London mayoral race hots up over tussle

LONDON (Reuters) - The race to be mayor of London took a twist on Wednesday when a far-right party offered backing to the frontrunner, who quickly distanced himself from the unwanted endorsement.

The British National Party, known for its anti-immigrant views, said supporters should vote for its candidate as their first choice and feel free to list Boris Johnson (left), a conservative who currently leads the polls, as their second choice.

"A second choice vote for him gives you the chance to vote BNP as your first preference and still vote to get Livingstone out of office," the party said on its Web site, referring to the incumbent mayor.

"In this race, the Tory clown Johnson is a lesser evil than the Marxist crank Livingstone," the party explained.
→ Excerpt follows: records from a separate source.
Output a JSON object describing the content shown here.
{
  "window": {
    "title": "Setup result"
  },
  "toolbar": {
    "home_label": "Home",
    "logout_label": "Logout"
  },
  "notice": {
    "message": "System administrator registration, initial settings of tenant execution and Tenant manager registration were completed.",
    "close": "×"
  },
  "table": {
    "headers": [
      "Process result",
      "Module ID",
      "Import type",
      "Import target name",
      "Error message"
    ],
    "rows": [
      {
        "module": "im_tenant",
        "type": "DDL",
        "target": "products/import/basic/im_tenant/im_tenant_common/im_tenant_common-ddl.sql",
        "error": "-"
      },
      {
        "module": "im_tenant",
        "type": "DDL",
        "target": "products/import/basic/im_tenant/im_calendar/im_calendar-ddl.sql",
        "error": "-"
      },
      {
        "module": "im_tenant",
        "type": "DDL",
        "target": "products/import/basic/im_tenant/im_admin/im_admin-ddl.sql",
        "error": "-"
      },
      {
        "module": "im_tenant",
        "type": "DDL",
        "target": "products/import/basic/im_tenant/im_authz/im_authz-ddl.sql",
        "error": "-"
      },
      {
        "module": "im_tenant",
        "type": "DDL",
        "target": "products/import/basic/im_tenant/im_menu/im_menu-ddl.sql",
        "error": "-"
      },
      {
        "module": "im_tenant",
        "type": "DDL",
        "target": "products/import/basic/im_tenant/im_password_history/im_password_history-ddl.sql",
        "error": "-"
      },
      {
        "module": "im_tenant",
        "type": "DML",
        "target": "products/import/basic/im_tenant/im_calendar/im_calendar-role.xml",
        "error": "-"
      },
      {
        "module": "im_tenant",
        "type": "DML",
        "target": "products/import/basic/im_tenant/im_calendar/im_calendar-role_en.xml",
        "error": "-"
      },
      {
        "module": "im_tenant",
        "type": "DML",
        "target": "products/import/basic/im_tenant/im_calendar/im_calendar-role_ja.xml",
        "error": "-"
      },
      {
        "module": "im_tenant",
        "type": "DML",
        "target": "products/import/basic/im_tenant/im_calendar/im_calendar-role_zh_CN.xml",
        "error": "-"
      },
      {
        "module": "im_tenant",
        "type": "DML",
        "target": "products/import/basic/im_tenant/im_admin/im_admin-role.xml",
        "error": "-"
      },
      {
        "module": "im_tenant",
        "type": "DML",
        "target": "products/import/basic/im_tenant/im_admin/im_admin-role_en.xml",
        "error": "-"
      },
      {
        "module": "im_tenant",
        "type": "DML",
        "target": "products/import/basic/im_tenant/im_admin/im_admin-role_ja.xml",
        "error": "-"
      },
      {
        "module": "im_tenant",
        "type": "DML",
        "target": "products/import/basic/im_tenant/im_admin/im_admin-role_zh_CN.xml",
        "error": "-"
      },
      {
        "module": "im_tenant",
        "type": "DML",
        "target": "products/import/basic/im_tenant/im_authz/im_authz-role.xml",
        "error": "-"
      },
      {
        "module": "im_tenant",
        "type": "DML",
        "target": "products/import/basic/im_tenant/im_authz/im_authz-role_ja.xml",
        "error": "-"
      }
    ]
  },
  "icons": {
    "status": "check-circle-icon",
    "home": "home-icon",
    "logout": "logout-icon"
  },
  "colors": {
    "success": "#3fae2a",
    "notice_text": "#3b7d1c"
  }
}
Tory is a word used to describe Britain's Conservative party, for whom Johnson is a member of parliament.

More than five million Londoners are due to vote in the election for mayor on May 1, casting a ballot not only for their top choice to run the city and its 11 billion pound ($22 billion) budget, but for their number two candidate as well.
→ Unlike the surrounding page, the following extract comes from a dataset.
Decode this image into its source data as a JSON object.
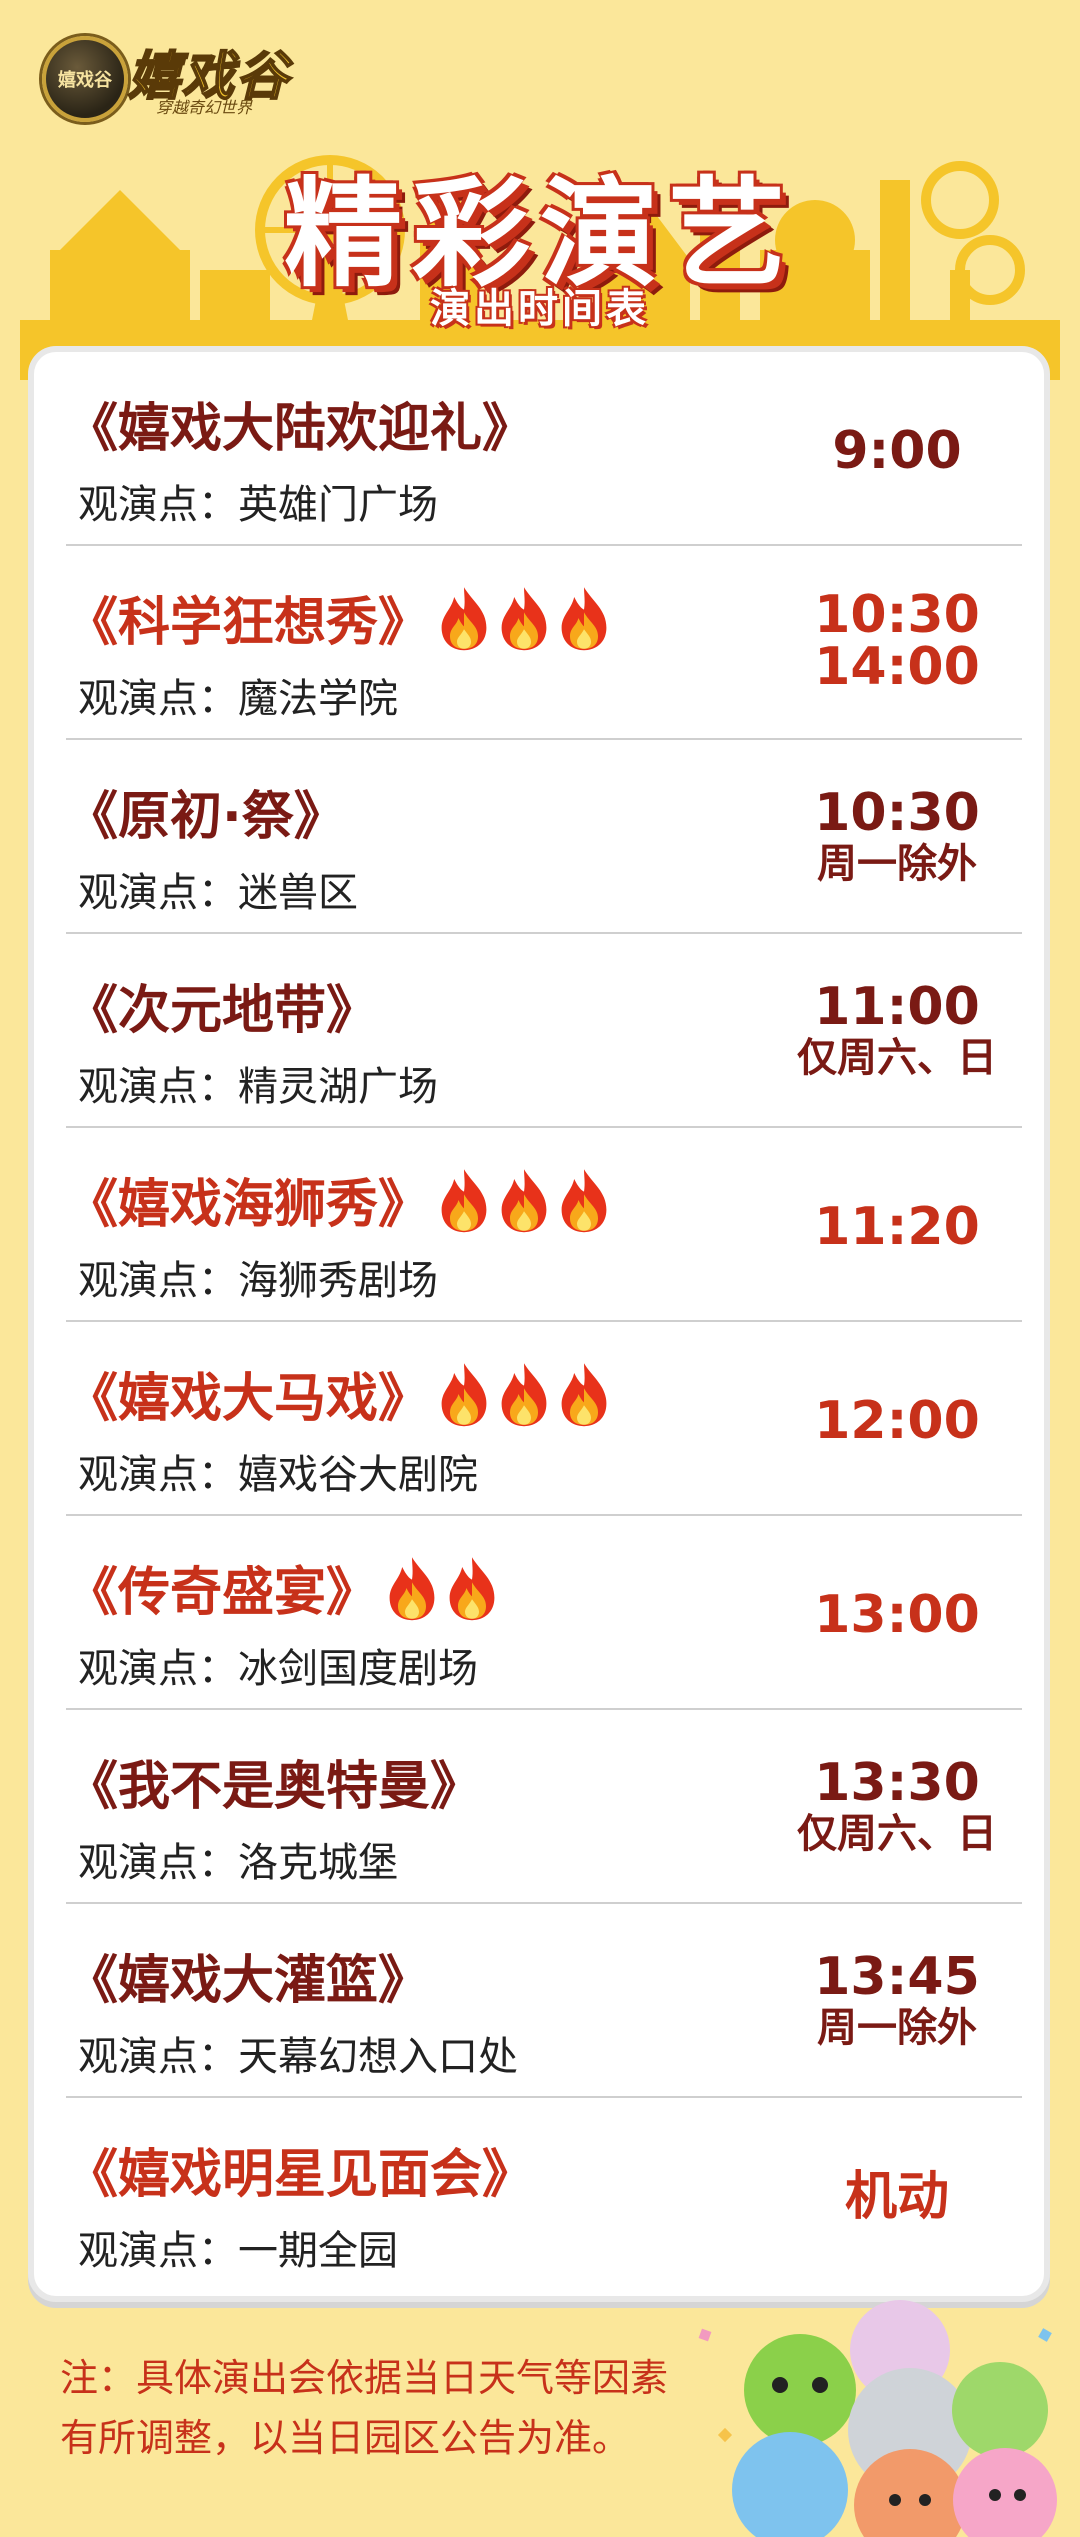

Johnson, an ex-journalist with a cartoonish reputation who is known for making brash comments, sought to distance himself from the BNP, saying he wanted nothing to do with the party.
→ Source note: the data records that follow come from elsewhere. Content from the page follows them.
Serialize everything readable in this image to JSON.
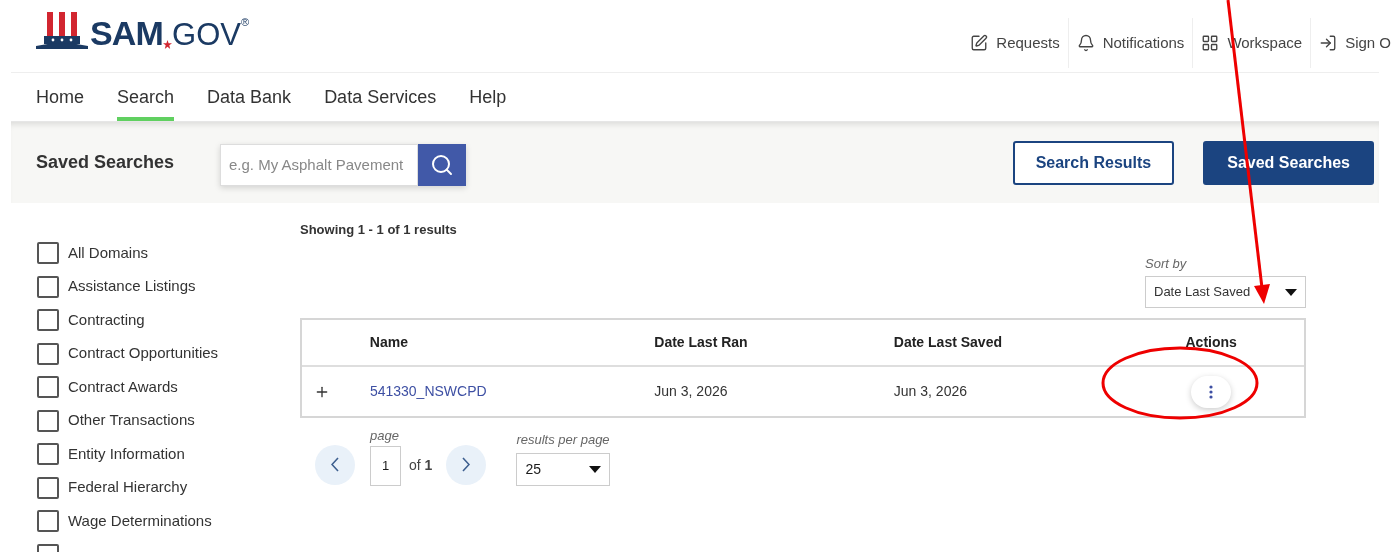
{
  "header": {
    "logo": {
      "main": "SAM",
      "suffix": "GOV",
      "mark": "®"
    },
    "utility_links": [
      {
        "label": "Requests",
        "kind": "edit"
      },
      {
        "label": "Notifications",
        "kind": "bell"
      },
      {
        "label": "Workspace",
        "kind": "grid"
      },
      {
        "label": "Sign O",
        "kind": "signout"
      }
    ]
  },
  "nav": [
    {
      "label": "Home",
      "selected": false
    },
    {
      "label": "Search",
      "selected": true
    },
    {
      "label": "Data Bank",
      "selected": false
    },
    {
      "label": "Data Services",
      "selected": false
    },
    {
      "label": "Help",
      "selected": false
    }
  ],
  "toolbar": {
    "title": "Saved Searches",
    "search": {
      "placeholder": "e.g. My Asphalt Pavement"
    },
    "view_buttons": [
      {
        "label": "Search Results",
        "selected": false
      },
      {
        "label": "Saved Searches",
        "selected": true
      }
    ]
  },
  "filters": [
    {
      "label": "All Domains",
      "checked": false
    },
    {
      "label": "Assistance Listings",
      "checked": false
    },
    {
      "label": "Contracting",
      "checked": false
    },
    {
      "label": "Contract Opportunities",
      "checked": false
    },
    {
      "label": "Contract Awards",
      "checked": false
    },
    {
      "label": "Other Transactions",
      "checked": false
    },
    {
      "label": "Entity Information",
      "checked": false
    },
    {
      "label": "Federal Hierarchy",
      "checked": false
    },
    {
      "label": "Wage Determinations",
      "checked": false
    },
    {
      "checked": false
    }
  ],
  "results": {
    "summary": "Showing 1 - 1 of 1 results",
    "sort": {
      "label": "Sort by",
      "value": "Date Last Saved"
    },
    "table": {
      "columns": [
        "Name",
        "Date Last Ran",
        "Date Last Saved",
        "Actions"
      ],
      "rows": [
        {
          "name": "541330_NSWCPD",
          "date_last_ran": "Jun 3, 2026",
          "date_last_saved": "Jun 3, 2026",
          "expanded": false
        }
      ]
    },
    "pagination": {
      "page_label": "page",
      "page": "1",
      "of": "of",
      "total": "1",
      "per_page_label": "results per page",
      "per_page": "25"
    }
  }
}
"Boris thinks the BNP doesn't represent the views of the London he knows and loves," said a campaign spokeswoman, Katie Perrior.

"I think people know Boris well enough to know that he would never have the same views as the British National Party."

It was Livingstone, who has been mayor since 2000 but is lagging Johnson in the polls, whose campaign pointed out the BNP's second preference comment, and appeared to use the endorsement to score political points.

"That the BNP have called for a second preference vote to the Tory against me is no surprise," Livingstone said in a statement emailed to journalists.

"I hate and despise everything the BNP stand for as against every value of London as a great multi-ethnic, tolerant and diverse city."

London only created the position of an elected mayor in 2000, but already it is one of the most hotly contested elections in the country, closely followed by national leaders who can gain leverage from the results.

As well as Livingstone and Johnson, the leading four candidates include a gay former police chief and a 33-year-old member of the Green Party.

Issues on the agenda for the winner include the environment, cutting down on teenage crime, improving roads and cycle lanes, investing more in public transport and keeping the city at the forefront of finance, where it has become a global leader.

(Reporting by Luke Baker; Editing by Matthew Jones)


BNP assembly candidate quits after blog row

A BNP London Assembly candidate has quit after a row over controversial comments he made on his blog.

Nick Eriksen, who lives in Richmond, was criticised after it was revealed he had posted comments saying women would be more bothered by having their handbag stolen than by being raped.

Until his resignation Mr Eriksen BNP's London organiser was the second-highest candidate on its list for the Assembly.

In the posts, made under the name Sir John Bull in August 2005, the former Tory councillor wrote: "I've never understood why so many men have allowed themselves to be brainwashed by the feminazi myth machine into believing that rape is such a serious crime ... Rape is simply sex. Women enjoy sex, so rape cannot be such a terrible physical ordeal."

He added: "To suggest that rape, when conducted without violence, is a serious crime is like suggesting force-feeding a woman chocolate cake is a heinous offence."

A spokesman for the British National Party explained this morning that although Mr Eriksen had done the "honourable thing" and resigned he felt his comments were taken out of context.

"The BNP is a party that is tough on crime. And to prevent any confusion Nick has decided to do the honourable thing and resign," the spokesman said.

On the blog - billed as Britain's most hard-hitting, controversial and politically incorrect - Mr Eriksen also states men are more intelligent than women, and mums who use nannies are not fit to care for their children.

Wimbledon Guardian

1 comment:

Anonymous said...

Whatever Johnson says the damage is done. If he does beat Ken it will probably be because of the racist vote. Get out and vote for Ken!